[Provided information Boundary: Start]

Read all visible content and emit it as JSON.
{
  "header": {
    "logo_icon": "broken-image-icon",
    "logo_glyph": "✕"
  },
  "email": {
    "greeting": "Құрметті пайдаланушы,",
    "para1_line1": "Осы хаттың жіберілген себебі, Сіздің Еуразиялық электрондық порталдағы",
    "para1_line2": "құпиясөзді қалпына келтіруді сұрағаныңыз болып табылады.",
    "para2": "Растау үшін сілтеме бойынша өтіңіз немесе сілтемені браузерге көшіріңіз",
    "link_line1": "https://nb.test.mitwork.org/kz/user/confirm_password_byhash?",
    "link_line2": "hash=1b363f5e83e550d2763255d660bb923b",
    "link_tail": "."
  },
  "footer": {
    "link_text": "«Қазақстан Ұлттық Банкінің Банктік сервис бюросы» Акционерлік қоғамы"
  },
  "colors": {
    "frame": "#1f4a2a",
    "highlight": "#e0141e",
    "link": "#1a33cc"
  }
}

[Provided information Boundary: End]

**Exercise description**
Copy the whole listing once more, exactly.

**Solution for this task**
Read all visible content and emit it as JSON.
{
  "header": {
    "logo_icon": "broken-image-icon",
    "logo_glyph": "✕"
  },
  "email": {
    "greeting": "Құрметті пайдаланушы,",
    "para1_line1": "Осы хаттың жіберілген себебі, Сіздің Еуразиялық электрондық порталдағы",
    "para1_line2": "құпиясөзді қалпына келтіруді сұрағаныңыз болып табылады.",
    "para2": "Растау үшін сілтеме бойынша өтіңіз немесе сілтемені браузерге көшіріңіз",
    "link_line1": "https://nb.test.mitwork.org/kz/user/confirm_password_byhash?",
    "link_line2": "hash=1b363f5e83e550d2763255d660bb923b",
    "link_tail": "."
  },
  "footer": {
    "link_text": "«Қазақстан Ұлттық Банкінің Банктік сервис бюросы» Акционерлік қоғамы"
  },
  "colors": {
    "frame": "#1f4a2a",
    "highlight": "#e0141e",
    "link": "#1a33cc"
  }
}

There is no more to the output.